However, people who are 50 or above are allowed to make a so-called catch-up contribution, enabling an individual who is – for example – 55 years old to contribute up to $26,000 in Tax Year 2021 and $27,000 in Tax Year 2022.   This means that older working people are allowed to make larger contributions since their retirement is nearing, and they need to save money before they reach that point.

Do you need to withdraw money from a 401(k)?

The IRS does require you to withdraw a certain amount from your retirement accounts. These are known as Required Minimum Distributions (“RMDs”), and these must be made from a traditional 401(k) account when you reach the age of 72 for most individuals.

If, however, you are still working at the age of 72 – which is increasingly occurring – you might be exempt from making these RMDs.

When can you withdraw money from a 401(k)?

According to the rules laid down by the IRS, the minimum age one can withdraw money from a 401(k) account is 59.5 years without incurring any penalties. This is because, in most cases, a handsome amount of savings have already been accumulated into the account, making it practical to withdraw the money.

You can also withdraw money from this account if you fulfill other requirements laid down by the IRS, such as being disabled.
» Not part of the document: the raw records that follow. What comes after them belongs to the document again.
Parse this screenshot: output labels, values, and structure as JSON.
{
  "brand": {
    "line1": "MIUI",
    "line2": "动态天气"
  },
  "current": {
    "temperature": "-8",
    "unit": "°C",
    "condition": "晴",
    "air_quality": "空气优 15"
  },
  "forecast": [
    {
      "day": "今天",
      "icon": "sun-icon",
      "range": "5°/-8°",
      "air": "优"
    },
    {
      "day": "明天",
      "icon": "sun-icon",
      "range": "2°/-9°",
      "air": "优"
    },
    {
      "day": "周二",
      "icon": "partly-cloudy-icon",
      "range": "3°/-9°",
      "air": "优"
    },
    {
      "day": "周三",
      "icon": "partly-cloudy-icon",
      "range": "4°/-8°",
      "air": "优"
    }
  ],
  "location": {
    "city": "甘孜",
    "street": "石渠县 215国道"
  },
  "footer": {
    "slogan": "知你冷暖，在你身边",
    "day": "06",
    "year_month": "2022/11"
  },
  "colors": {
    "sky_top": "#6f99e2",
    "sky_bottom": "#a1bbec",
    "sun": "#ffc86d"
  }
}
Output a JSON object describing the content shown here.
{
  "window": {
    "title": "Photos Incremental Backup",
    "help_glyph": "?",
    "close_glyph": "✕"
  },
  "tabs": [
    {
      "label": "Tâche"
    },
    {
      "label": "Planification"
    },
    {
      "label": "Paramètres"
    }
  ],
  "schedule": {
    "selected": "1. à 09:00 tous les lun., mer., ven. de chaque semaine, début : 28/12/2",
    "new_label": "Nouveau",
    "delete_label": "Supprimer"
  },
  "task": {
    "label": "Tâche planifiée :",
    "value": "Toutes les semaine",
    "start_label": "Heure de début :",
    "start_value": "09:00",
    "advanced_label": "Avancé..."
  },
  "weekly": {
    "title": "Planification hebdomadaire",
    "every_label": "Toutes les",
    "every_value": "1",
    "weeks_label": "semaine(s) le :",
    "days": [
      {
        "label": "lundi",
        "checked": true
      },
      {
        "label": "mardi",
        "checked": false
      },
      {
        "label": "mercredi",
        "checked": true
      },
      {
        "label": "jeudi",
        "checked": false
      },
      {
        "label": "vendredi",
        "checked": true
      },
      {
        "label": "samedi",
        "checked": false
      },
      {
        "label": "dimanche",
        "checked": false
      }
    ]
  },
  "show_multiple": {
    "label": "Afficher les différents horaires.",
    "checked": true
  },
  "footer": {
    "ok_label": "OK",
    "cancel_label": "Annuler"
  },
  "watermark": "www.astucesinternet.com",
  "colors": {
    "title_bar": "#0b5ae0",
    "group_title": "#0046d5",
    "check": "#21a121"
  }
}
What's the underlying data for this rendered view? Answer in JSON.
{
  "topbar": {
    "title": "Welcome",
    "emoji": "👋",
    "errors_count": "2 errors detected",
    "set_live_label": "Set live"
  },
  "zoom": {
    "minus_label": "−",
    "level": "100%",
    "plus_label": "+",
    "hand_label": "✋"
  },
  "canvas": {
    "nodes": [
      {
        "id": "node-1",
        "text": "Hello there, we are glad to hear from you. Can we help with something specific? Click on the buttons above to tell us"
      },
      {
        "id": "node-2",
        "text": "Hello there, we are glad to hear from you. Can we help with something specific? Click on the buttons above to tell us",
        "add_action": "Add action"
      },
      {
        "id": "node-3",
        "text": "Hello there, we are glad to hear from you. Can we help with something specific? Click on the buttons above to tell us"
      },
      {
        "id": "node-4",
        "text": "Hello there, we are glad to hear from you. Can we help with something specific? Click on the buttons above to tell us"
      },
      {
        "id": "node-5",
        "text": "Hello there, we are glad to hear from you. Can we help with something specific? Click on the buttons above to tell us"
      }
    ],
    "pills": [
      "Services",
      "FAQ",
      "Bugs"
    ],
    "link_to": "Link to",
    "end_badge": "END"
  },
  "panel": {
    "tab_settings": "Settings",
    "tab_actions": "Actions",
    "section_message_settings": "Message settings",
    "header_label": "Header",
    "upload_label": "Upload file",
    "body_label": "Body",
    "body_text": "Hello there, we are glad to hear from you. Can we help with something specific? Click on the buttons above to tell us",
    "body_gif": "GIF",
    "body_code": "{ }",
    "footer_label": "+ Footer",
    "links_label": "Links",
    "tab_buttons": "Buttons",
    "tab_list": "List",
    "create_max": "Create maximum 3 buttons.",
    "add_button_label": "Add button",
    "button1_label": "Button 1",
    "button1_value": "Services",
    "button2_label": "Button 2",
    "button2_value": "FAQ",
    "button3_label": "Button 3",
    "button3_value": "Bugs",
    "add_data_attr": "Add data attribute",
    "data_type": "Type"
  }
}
This is because the whole purpose of 401(k) is to help you when you need it, and these conditions will usually make you eligible for these withdrawals as they may prove your need.

Can you withdraw money from a 401(k) earlier than normal?

Strictly speaking, it is possible to make withdrawals before you reach the age limit prescribed by the IRS. However, the whole purpose of 401(k) accounts is to encourage responsible saving. To prevent people from chipping away at their savings, you may have to pay a 10% early distribution tax.

This can be a hefty penalty to pay, particularly when you have to pay your routine taxes as well. This is why we tell our clients to save for everyday emergencies separately. Just plan your daily expenses and regular savings based on your income after the 401(k) contribution has been deducted. This will make you better prepared for any problems you may face and allow you to handle them without having to dip into your 401(k).

One way to avoid the penalty payment could be to take a loan against your account. Some employers give you the offer of taking a loan. However, there is a strict time limit and usually, a lump sum repayment condition that you need to adhere to if you do not want to pay the 10% tax penalty. 

What are the benefits of a 401(k)?

There are numerous benefits of having a 401(k) account. The first is that your immediately taxable income is reduced in a traditional 401(k), so you make immediate savings.

The second plus point is that the deductions are hassle-free: once you sign up for this plan with your employer, he makes the deductions automatically, and you do not need to worry about anything else.

Thirdly, the earlier you start contributing to a 401(k) account, the more money you saved for retirement. Thinking about such things now will help you at a time when you need it. You will not even feel as if a chunk of your income is going to a separate account; you can plan your daily expenses around the income you get after the 401(k) income is deducted.

Lastly, and perhaps most importantly, 401(k) accounts are extremely flexible. These accounts can be transferred from one employer to another, and you can even choose how much to contribute to them.


As a working American, having a retirement plan is essential. You will not be able to work all your life, and even if you can, you may not want to. This means that you should have some savings set aside for this time.

The 401(k) account is one of the best retirement plan options since it ensures responsible saving. The money is automatically deducted, and there is a strong deterrent on immediate withdrawals, securing your money for a time when you need it.

We provide complementary advice on 401(k) plans for clients who have investment accounts with us.  Please reach out to us to schedule a time to discuss a strategy for investing in your 401(k) plan.

October 08, 2021
RVW Wealth